As part of today’s HealthBox announcement, Under Armour is announcing the next generation of the UA SpeedForm Gemini running shoes, the Gemini 2 variant. But as regular readers here know – I don’t generally do shoe reviews (well, ever really). So why would I be posting about these shoes? Well, they’re…alive!
If I was in UA’s position being the only company with a footpod/activity tracker baked in their running shoes (to my knowledge), I’d have simply made that be the baseline. It would have been a marketing differentiator for a company that isn’t really known as a big running-specific footwear brand (or even much of a major shoe brand at all). Given UA’s current stance that sports technology is a critical market for them to capture going forward (and they’ve spent massive amounts of money towards that goal), I’d have thought that luring folks in early would be an easy play for them.
Still, the week at CES here is still young – so you never quite know what it’ll bring on the connected footwear space. But I’m pretty sure it’ll definitely be an interesting year for it.
Startup fashion brand Cuyana, based in San Francisco, launched what it calls a Lean Closet Movement to put shoppers’ focus on buying quality that lasts, rather than chase the latest trend and fuel dangerous manufacturing practices. The movement kicked off with a 4-week series of blog posts who shared tips on building a versatile, functional wardrobe. The site’s co-founder Shilpa Shah stresses that the Lean Closet Movement isn’t about minimalism. “If someone loves designer jeans and has 20 pairs and wears every single pair, that's wonderful and that can be her version of a Lean Closet,” she says. “Rather, it's a message of intentional buying, and meaningful purchasing of items that you love.”
The collaboration will include new Cuyana apparel collections this summer. But Shilpa says the 4 collections of apparel and accessories are eco-friendly and those who click “lean shipping” during checkout, will receive a reusable bag to fill with items that can be donated to non-profit partners like Dress for Success or the Salvation Army. The movement is still in its early stages – just 10 percent of Cuyana Shoppers currently choose the option – but shoppers receive credits for future Cuyana purchases as an incentive.
This e-tailer has a strict threshold for determining which designers can be featured on its leading eco-friendly fashion site. Because there is no accepted definition covering all aspects of sustainability within the fashion industry, Modavanti has established a unique badge system that informs customers how and why the site considers the makers’ items to be eco-friendly and ethically sourced.

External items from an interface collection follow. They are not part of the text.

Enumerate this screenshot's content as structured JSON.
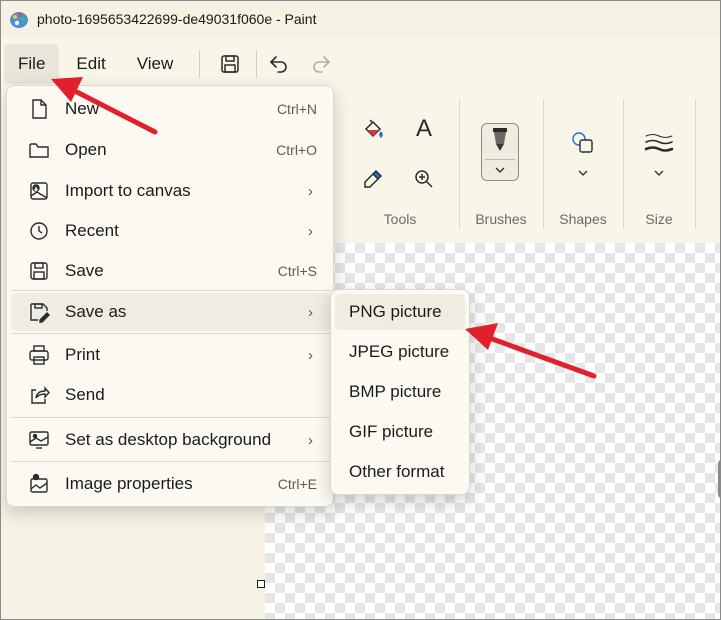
{
  "window": {
    "title": "photo-1695653422699-de49031f060e - Paint",
    "app_icon": "paint-palette-icon"
  },
  "menubar": {
    "items": [
      {
        "label": "File",
        "active": true
      },
      {
        "label": "Edit"
      },
      {
        "label": "View"
      }
    ],
    "quick_actions": [
      "save-icon",
      "undo-icon",
      "redo-icon"
    ]
  },
  "ribbon": {
    "groups": [
      {
        "label": "Tools",
        "icons": [
          "fill-bucket-icon",
          "text-icon",
          "color-picker-icon",
          "magnifier-icon"
        ]
      },
      {
        "label": "Brushes",
        "icons": [
          "brush-icon",
          "chevron-down-icon"
        ]
      },
      {
        "label": "Shapes",
        "icons": [
          "shapes-icon",
          "chevron-down-icon"
        ]
      },
      {
        "label": "Size",
        "icons": [
          "line-size-icon",
          "chevron-down-icon"
        ]
      }
    ]
  },
  "file_menu": {
    "items": [
      {
        "label": "New",
        "shortcut": "Ctrl+N",
        "icon": "new-file-icon"
      },
      {
        "label": "Open",
        "shortcut": "Ctrl+O",
        "icon": "folder-icon"
      },
      {
        "label": "Import to canvas",
        "submenu": true,
        "icon": "import-icon"
      },
      {
        "label": "Recent",
        "submenu": true,
        "icon": "clock-icon"
      },
      {
        "label": "Save",
        "shortcut": "Ctrl+S",
        "icon": "save-icon"
      },
      {
        "label": "Save as",
        "submenu": true,
        "icon": "save-as-icon",
        "highlighted": true
      },
      {
        "label": "Print",
        "submenu": true,
        "icon": "printer-icon"
      },
      {
        "label": "Send",
        "icon": "share-icon"
      },
      {
        "label": "Set as desktop background",
        "submenu": true,
        "icon": "desktop-background-icon"
      },
      {
        "label": "Image properties",
        "shortcut": "Ctrl+E",
        "icon": "image-properties-icon"
      }
    ]
  },
  "save_as_submenu": {
    "items": [
      {
        "label": "PNG picture",
        "highlighted": true
      },
      {
        "label": "JPEG picture"
      },
      {
        "label": "BMP picture"
      },
      {
        "label": "GIF picture"
      },
      {
        "label": "Other format"
      }
    ]
  },
  "colors": {
    "annotation_arrow": "#e0202a",
    "menu_background": "#fbf9f2",
    "hover_background": "#efece4",
    "app_background": "#f7f3e4"
  }
}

Each brand must have at least one badge from the following categories: 1. Made in America 2. Vintage 3. Organic 4. Fair trade 5. Vegan 6. Zero waste 7. Recycled 8. Eco-friendly 9. Handmade.
“It’s a way for shoppers to shop based on their values,” says David Dietz, the site’s founder.
The ODO line, which was unveiled this month through a Kickstarter campaign, features denim jeans that come in a range of styles and a white cotton T-shirt.
The garments have two self-cleaning properties. Silver fibres woven into the cotton fabric help combat odours, and a coating on the surface of the fabric helps repel liquid.
Project Jacquard makes it possible to weave touch and gesture interactivity into any textile using standard, industrial looms.
Everyday objects such as clothes and furniture can be transformed into interactive surfaces.
Cold is here to stay. To help us cope with it, Moon Berlin unveiled their new heating cashmere coat. A beautiful coat that discreetly integrate technology to make you feel better out in the cold. You know, you’ve been looking everywhere to find the coat that will make you feel warm, but it is actually never thick enough.
We’re really excited about this new fashion tech product because it does integrate technology without screaming it. And it’s how it’s going to work. Who wants to be hanging around wrapped up like a Christmas tree?